For the Maoists, the Terai violence was a wake-up call. As much of it was directed against their cadres, the Maoists characterized the Madhesi movement as a regressive movement supported by the Hindu fundamentalists from India and sponsored by the royal palace. However, the outbreak of the armed movement in Terai by rival groups like the Loktrantik Jana Adhikar manch led by former Maoists - Jaiprakash Goit and Jwala Singh shattered the myth of dominance of the Maoists. The Maoists hit back. What ensued was a virtual battle between the Maoists, the armed factions of the Madhesi groups and the Madhesi Jana Adhikar manch. Several lives were lost on both sides. Despite the pressure and attacks, the Maoists continue to remain well organized, politically coherent and determined to reassert themselves.

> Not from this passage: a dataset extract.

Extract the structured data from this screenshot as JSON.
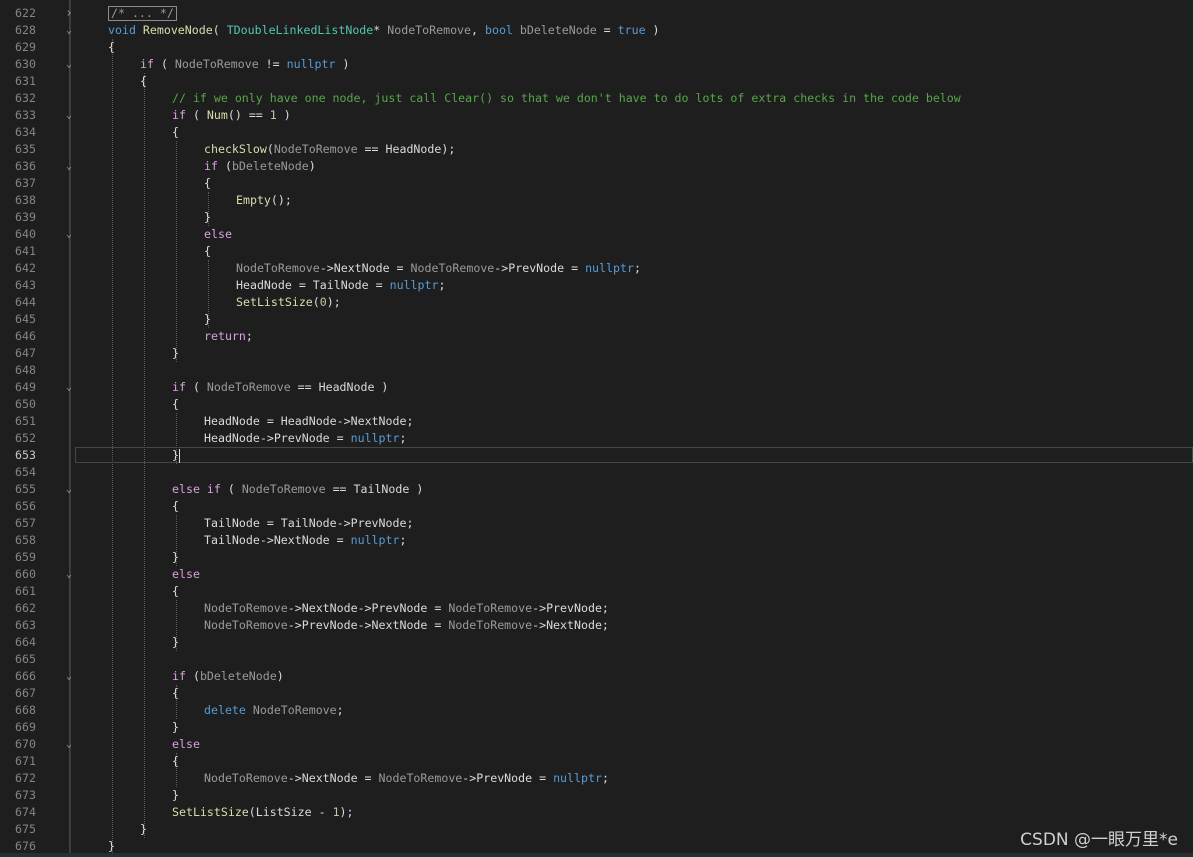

The key political issues in Nepal are clear and still offer room for a reasonable compromise. The Seven Party Alliance need to demonstrate more serious intent, such as ensuring political participation of all excluded groups (not just those whose protests have forced attention) and undertaking to discuss and resolve grievances not only with protest leaders but also with concerned parliamentarians, local community representatives and civil society representatives. The interim government has made several agreements with the leaders of the Jana Jatis organization demanding ’autonomy’ and ’equal rights’. Unfortunately those promises are yet to be translated into action. The Seven Party Alliance’s willingness to make concessions on the basis of equal rights for all citizens has to be demonstrated effectively. Confidence in national and local government will only come if there is decent governance, public security based on local community consent and improved delivery of services, redress for heavy-handed suppression of protests, demands for compensation, honoring of dead protestors and follow-through on a commission of enquiry need to be met. There is urgent need to revise the electoral system to ensure fair representation of Madhesis and all other marginalized groups, including a fresh delineation of constituency boundaries.

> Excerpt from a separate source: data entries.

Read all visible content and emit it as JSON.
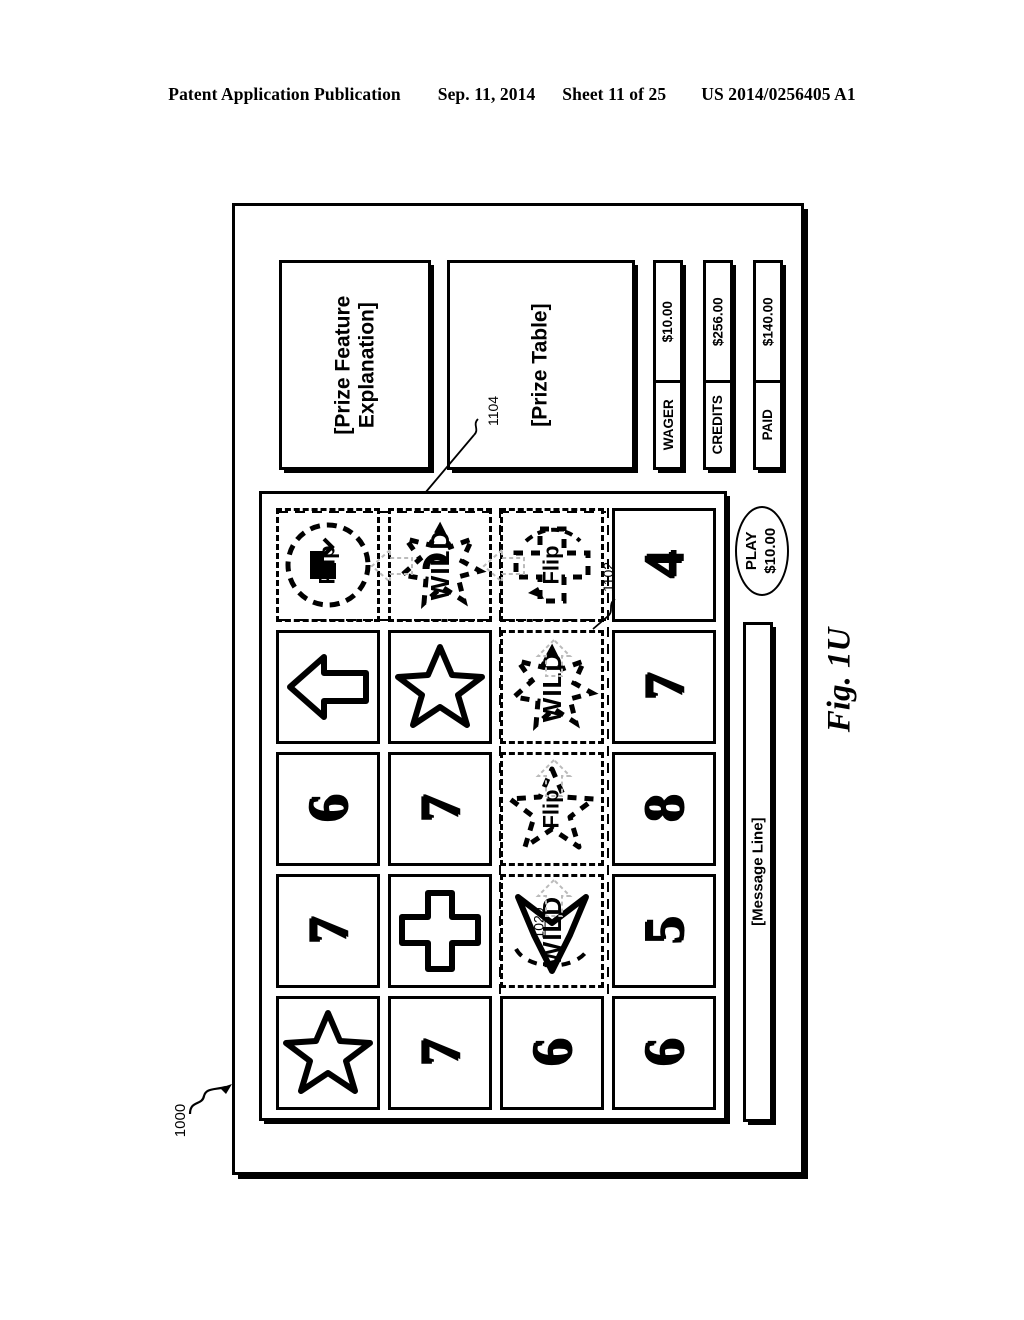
{
  "header": {
    "publication": "Patent Application Publication",
    "date": "Sep. 11, 2014",
    "sheet": "Sheet 11 of 25",
    "docnum": "US 2014/0256405 A1"
  },
  "figure": {
    "label": "Fig. 1U",
    "machine_ref": "1000"
  },
  "panels": {
    "prize_feature_explanation": "[Prize Feature\nExplanation]",
    "prize_table": "[Prize Table]",
    "prize_table_ref": "1104"
  },
  "meters": [
    {
      "label": "WAGER",
      "value": "$10.00"
    },
    {
      "label": "CREDITS",
      "value": "$256.00"
    },
    {
      "label": "PAID",
      "value": "$140.00"
    }
  ],
  "play_button": {
    "line1": "PLAY",
    "line2": "$10.00"
  },
  "message_line": {
    "text": "[Message Line]"
  },
  "reels": {
    "ref_wild_bottom": "1020",
    "ref_four": "1102",
    "columns": [
      {
        "index": 0,
        "cells": [
          {
            "type": "flip",
            "label": "Flip",
            "shape": "circle-dashed",
            "highlight": true
          },
          {
            "type": "arrow",
            "label": "",
            "shape": "arrow",
            "highlight": false
          },
          {
            "type": "num",
            "label": "6",
            "shape": "number",
            "highlight": false
          },
          {
            "type": "num",
            "label": "7",
            "shape": "number",
            "highlight": false
          },
          {
            "type": "star",
            "label": "",
            "shape": "star",
            "highlight": false
          }
        ]
      },
      {
        "index": 1,
        "cells": [
          {
            "type": "wild",
            "label": "WILD",
            "shape": "burst-dashed",
            "highlight": true
          },
          {
            "type": "star",
            "label": "",
            "shape": "star",
            "highlight": false
          },
          {
            "type": "num",
            "label": "7",
            "shape": "number",
            "highlight": false
          },
          {
            "type": "cross",
            "label": "",
            "shape": "cross",
            "highlight": false
          },
          {
            "type": "num",
            "label": "7",
            "shape": "number",
            "highlight": false
          }
        ]
      },
      {
        "index": 2,
        "cells": [
          {
            "type": "flip",
            "label": "Flip",
            "shape": "cross-dashed",
            "highlight": true
          },
          {
            "type": "wild",
            "label": "WILD",
            "shape": "burst-dashed",
            "highlight": true
          },
          {
            "type": "flip",
            "label": "Flip",
            "shape": "star-dashed",
            "highlight": true
          },
          {
            "type": "wild",
            "label": "WILD",
            "shape": "arrow-dashed",
            "highlight": true
          },
          {
            "type": "num",
            "label": "6",
            "shape": "number",
            "highlight": false
          }
        ]
      },
      {
        "index": 3,
        "cells": [
          {
            "type": "num",
            "label": "4",
            "shape": "number",
            "highlight": false
          },
          {
            "type": "num",
            "label": "7",
            "shape": "number",
            "highlight": false
          },
          {
            "type": "num",
            "label": "8",
            "shape": "number",
            "highlight": false
          },
          {
            "type": "num",
            "label": "5",
            "shape": "number",
            "highlight": false
          },
          {
            "type": "num",
            "label": "6",
            "shape": "number",
            "highlight": false
          }
        ]
      }
    ]
  }
}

The political parties and the government in Kathmandu need to increase the representation of Madhesis and other agitating Jana Jatis in parties and state bodies. This would pave the way for longer-term measures to remove inequalities. This requires a change in outlook and a delicate political balancing act. The Kathmandu government must do some things immediately in order to earn the trust of the Madhesis and other marginalized communities. There is no doubt that the election of the constituent assembly is an urgent need. However now that the elections have been postponed, the time should be utilized in re-designing the elections in a manner that will give proper representation of the Madhesis and other Jana Jatis in the Constituent Assembly. If this does not happen, the fear of sections of the Nepali people rejecting the assembly will always remain.
BOSE Tapan Kumar
* From INSAF Bulletin, December 2007. Circulated by South Asia Citizens